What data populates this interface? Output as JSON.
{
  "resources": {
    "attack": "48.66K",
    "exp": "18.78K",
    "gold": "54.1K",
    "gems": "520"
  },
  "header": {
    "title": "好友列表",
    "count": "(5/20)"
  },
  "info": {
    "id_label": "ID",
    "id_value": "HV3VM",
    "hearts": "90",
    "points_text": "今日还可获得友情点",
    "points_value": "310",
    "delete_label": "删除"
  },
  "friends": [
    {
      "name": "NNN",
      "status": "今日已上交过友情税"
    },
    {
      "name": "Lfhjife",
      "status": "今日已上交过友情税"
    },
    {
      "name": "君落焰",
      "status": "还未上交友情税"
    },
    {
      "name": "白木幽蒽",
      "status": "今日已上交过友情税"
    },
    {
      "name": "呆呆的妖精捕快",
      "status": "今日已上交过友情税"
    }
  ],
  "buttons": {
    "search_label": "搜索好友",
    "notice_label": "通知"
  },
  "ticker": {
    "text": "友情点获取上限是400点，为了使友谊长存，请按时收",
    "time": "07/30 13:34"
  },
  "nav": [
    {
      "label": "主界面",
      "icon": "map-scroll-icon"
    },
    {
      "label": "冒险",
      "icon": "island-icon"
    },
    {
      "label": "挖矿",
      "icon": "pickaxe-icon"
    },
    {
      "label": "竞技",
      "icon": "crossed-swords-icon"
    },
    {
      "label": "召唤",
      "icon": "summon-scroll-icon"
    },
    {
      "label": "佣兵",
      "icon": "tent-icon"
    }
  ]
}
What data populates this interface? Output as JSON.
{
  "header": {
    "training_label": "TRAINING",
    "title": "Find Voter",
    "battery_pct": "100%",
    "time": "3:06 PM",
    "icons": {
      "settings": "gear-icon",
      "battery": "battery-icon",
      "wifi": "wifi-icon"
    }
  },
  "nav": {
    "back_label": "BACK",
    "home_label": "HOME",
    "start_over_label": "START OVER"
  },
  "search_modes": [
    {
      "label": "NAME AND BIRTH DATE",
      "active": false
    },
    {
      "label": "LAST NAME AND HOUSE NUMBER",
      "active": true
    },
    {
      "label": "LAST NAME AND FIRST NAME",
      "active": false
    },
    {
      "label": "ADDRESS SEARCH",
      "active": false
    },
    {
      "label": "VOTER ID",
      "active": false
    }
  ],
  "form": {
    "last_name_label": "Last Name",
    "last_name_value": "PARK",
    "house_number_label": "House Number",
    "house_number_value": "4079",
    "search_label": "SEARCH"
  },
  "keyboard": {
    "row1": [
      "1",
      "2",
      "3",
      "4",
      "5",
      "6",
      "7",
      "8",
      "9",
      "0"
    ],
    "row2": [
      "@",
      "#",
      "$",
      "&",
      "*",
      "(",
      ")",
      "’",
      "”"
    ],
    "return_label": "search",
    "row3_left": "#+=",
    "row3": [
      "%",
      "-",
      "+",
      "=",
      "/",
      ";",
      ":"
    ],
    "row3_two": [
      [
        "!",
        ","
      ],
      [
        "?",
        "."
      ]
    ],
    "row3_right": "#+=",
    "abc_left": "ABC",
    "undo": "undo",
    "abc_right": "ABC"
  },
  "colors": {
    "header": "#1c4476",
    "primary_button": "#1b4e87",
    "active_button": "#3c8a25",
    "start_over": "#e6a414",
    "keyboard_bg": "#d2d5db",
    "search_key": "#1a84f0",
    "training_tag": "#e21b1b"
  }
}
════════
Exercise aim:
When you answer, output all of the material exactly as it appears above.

Result of the exercise:
What data populates this interface? Output as JSON.
{
  "resources": {
    "attack": "48.66K",
    "exp": "18.78K",
    "gold": "54.1K",
    "gems": "520"
  },
  "header": {
    "title": "好友列表",
    "count": "(5/20)"
  },
  "info": {
    "id_label": "ID",
    "id_value": "HV3VM",
    "hearts": "90",
    "points_text": "今日还可获得友情点",
    "points_value": "310",
    "delete_label": "删除"
  },
  "friends": [
    {
      "name": "NNN",
      "status": "今日已上交过友情税"
    },
    {
      "name": "Lfhjife",
      "status": "今日已上交过友情税"
    },
    {
      "name": "君落焰",
      "status": "还未上交友情税"
    },
    {
      "name": "白木幽蒽",
      "status": "今日已上交过友情税"
    },
    {
      "name": "呆呆的妖精捕快",
      "status": "今日已上交过友情税"
    }
  ],
  "buttons": {
    "search_label": "搜索好友",
    "notice_label": "通知"
  },
  "ticker": {
    "text": "友情点获取上限是400点，为了使友谊长存，请按时收",
    "time": "07/30 13:34"
  },
  "nav": [
    {
      "label": "主界面",
      "icon": "map-scroll-icon"
    },
    {
      "label": "冒险",
      "icon": "island-icon"
    },
    {
      "label": "挖矿",
      "icon": "pickaxe-icon"
    },
    {
      "label": "竞技",
      "icon": "crossed-swords-icon"
    },
    {
      "label": "召唤",
      "icon": "summon-scroll-icon"
    },
    {
      "label": "佣兵",
      "icon": "tent-icon"
    }
  ]
}
What data populates this interface? Output as JSON.
{
  "header": {
    "training_label": "TRAINING",
    "title": "Find Voter",
    "battery_pct": "100%",
    "time": "3:06 PM",
    "icons": {
      "settings": "gear-icon",
      "battery": "battery-icon",
      "wifi": "wifi-icon"
    }
  },
  "nav": {
    "back_label": "BACK",
    "home_label": "HOME",
    "start_over_label": "START OVER"
  },
  "search_modes": [
    {
      "label": "NAME AND BIRTH DATE",
      "active": false
    },
    {
      "label": "LAST NAME AND HOUSE NUMBER",
      "active": true
    },
    {
      "label": "LAST NAME AND FIRST NAME",
      "active": false
    },
    {
      "label": "ADDRESS SEARCH",
      "active": false
    },
    {
      "label": "VOTER ID",
      "active": false
    }
  ],
  "form": {
    "last_name_label": "Last Name",
    "last_name_value": "PARK",
    "house_number_label": "House Number",
    "house_number_value": "4079",
    "search_label": "SEARCH"
  },
  "keyboard": {
    "row1": [
      "1",
      "2",
      "3",
      "4",
      "5",
      "6",
      "7",
      "8",
      "9",
      "0"
    ],
    "row2": [
      "@",
      "#",
      "$",
      "&",
      "*",
      "(",
      ")",
      "’",
      "”"
    ],
    "return_label": "search",
    "row3_left": "#+=",
    "row3": [
      "%",
      "-",
      "+",
      "=",
      "/",
      ";",
      ":"
    ],
    "row3_two": [
      [
        "!",
        ","
      ],
      [
        "?",
        "."
      ]
    ],
    "row3_right": "#+=",
    "abc_left": "ABC",
    "undo": "undo",
    "abc_right": "ABC"
  },
  "colors": {
    "header": "#1c4476",
    "primary_button": "#1b4e87",
    "active_button": "#3c8a25",
    "start_over": "#e6a414",
    "keyboard_bg": "#d2d5db",
    "search_key": "#1a84f0",
    "training_tag": "#e21b1b"
  }
}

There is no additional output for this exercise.